In addition, the north end is very isolated, although can be accessed via County Road 372; which dead ends near the bridge. The author is unsure if this road is a private road. However, the author had permission to access the bridge from this end.
Other than the St. Charles Rail Bridge on the other side of Missouri, this bridge is the largest current railroad bridge over the Missouri River.
The main spans consist of a trio of 396 foot long Pennsylvania Through Trusses, each with 16 panels and pinned connections. To the south, these are approached by 3 more deck plate girder spans.
On the north end, a large 247 foot long "fishbelly" 10-panel pin connected Pratt Deck Truss approaches the main spans. In addition, a pair of standard 172 foot 7-panel pin connected Pratt Deck Trusses approach this.
The north approach consists of an extremely long viaduct, with fourteen 90 foot long spans, resting on steel towers with 45 foot spans. The very north end contains a pair of 60 foot deck girder spans.
The substructures consist of a combination of stone, concrete and steel. The piers that the trusses rest on are constructed of stone; original to the 1888 bridge. Steel towers support the north approach, and concrete piers support the south approach, north abutment and tower bases.
Other than the massive main trusses of the bridge, it is notable for being 4/5 of a mile long; and over 90 feet high. It was one of the largest bridges on the Santa Fe system.
Because the Marceline Subdivision is double tracked, this bridge uses gauntlet technology. During the authors 45 minutes exploring the bridge, 4 trains came by. The gauntlet technology removes any use of switches, and can combine two tracks into a little more than the space of one.
Blueprints of the bridge, from The Railway Age-Gazette; Volume 59
The previous bridge was very similar, with the main spans being Whipple Through Trusses. As early as 1905, the railroad intended on double tracking this line. One proposal involved building a new alignment, and constructing a lower double track swing bridge.

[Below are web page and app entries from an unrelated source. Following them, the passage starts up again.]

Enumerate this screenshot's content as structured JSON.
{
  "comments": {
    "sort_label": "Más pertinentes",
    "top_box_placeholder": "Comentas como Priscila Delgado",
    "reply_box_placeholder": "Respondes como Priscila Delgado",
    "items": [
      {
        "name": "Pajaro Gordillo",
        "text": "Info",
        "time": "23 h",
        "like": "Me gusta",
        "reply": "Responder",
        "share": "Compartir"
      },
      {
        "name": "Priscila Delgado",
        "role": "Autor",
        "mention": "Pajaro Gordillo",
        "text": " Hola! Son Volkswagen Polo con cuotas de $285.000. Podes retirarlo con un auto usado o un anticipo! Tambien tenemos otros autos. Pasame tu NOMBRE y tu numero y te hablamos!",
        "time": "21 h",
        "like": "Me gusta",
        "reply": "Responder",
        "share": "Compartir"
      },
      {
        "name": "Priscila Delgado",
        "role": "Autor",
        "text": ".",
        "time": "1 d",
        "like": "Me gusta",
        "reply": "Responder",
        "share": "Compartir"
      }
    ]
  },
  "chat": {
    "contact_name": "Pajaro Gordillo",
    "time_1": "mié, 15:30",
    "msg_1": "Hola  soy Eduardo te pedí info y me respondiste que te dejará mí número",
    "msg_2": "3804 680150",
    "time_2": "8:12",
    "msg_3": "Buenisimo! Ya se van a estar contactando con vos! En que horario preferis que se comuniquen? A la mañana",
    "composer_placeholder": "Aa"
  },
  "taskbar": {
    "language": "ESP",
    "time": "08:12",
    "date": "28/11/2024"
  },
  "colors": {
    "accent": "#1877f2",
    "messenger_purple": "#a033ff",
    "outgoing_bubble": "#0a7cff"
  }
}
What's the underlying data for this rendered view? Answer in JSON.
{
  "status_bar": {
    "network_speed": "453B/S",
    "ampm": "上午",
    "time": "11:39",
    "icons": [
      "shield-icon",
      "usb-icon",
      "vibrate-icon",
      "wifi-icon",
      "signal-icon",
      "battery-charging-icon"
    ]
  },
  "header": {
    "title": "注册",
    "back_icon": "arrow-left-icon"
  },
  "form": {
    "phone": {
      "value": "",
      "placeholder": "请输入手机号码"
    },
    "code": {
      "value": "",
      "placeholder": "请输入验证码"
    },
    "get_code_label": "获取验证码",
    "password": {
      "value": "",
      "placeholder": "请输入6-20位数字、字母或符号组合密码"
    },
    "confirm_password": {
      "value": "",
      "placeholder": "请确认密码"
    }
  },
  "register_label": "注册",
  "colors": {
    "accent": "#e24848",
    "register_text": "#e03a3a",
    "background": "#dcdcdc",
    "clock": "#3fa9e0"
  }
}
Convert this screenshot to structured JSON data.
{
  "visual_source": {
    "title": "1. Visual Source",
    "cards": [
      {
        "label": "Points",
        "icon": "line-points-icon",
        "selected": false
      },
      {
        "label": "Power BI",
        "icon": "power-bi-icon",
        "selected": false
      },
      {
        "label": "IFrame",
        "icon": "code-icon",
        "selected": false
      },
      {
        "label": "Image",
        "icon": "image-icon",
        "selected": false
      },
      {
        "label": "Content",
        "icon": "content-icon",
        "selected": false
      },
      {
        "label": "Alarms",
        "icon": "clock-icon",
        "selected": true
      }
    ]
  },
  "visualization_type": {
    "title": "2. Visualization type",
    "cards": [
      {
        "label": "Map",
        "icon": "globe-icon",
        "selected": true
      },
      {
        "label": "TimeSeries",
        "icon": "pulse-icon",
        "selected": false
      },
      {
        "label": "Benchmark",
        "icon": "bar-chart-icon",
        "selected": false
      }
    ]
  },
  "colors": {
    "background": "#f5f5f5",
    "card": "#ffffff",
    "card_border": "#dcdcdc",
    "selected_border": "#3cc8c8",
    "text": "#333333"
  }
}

This proposal was deemed too expensive, and would have likely resulted in a severe curve and grade issue. The other option was to construct the current gauntlet bridge.
Because this line is the BNSF mainline between the Pacific Ocean and Chicago; it sees some of the heaviest traffic on the BNSF system.

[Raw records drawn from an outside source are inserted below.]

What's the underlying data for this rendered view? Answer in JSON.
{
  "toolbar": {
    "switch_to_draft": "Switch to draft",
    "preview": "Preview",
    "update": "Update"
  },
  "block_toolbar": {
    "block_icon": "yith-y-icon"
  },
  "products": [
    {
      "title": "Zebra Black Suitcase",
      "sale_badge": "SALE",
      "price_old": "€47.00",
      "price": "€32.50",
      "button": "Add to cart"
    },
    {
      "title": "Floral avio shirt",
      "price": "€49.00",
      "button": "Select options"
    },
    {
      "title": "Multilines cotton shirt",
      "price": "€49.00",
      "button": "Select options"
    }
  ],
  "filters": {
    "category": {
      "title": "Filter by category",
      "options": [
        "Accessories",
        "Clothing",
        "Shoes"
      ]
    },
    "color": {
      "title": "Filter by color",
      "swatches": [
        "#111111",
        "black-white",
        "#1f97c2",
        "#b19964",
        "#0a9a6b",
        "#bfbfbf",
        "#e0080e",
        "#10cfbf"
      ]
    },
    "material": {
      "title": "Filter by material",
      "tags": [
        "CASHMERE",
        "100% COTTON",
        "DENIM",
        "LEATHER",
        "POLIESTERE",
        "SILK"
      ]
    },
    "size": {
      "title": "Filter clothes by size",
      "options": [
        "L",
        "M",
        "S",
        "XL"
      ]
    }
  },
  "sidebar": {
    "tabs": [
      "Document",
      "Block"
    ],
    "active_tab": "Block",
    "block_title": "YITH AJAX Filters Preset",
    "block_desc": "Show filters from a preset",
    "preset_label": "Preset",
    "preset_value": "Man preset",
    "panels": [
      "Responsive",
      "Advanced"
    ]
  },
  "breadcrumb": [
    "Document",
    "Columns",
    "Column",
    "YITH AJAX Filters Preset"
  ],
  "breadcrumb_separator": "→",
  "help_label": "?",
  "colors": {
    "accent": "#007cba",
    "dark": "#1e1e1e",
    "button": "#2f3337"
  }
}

As a result, a recent proposal has been made to build a parallel bridge; or reconstruct this bridge entirely. The author hopes that the option chosen is similar to the situation with the Plattsmouth Crossing, located south of Omaha.
Photo of the recently completed bridge, from The Railway Age-Gazette; Volume 59
Overall, the bridge appears to be in very good condition. Recent rehabilitations have occurred, including the rehabilitation of the deck and some steel components.
As one of the most critical pieces of infrastructure on the BNSF system, a strong and healthy bridge is very important.
The author has ranked this bridge as being regionally significant, due to the immense size of the structure. Unfortunately, the author stopped short of a higher rating due to the newer age of the bridge.
The photo above is an overview from the north bank. The photo below is a photo of detail on one of the approach trusses.
|Upstream||Harry S. Truman Bridge|
|Downstream||Glasgow Rail Bridge|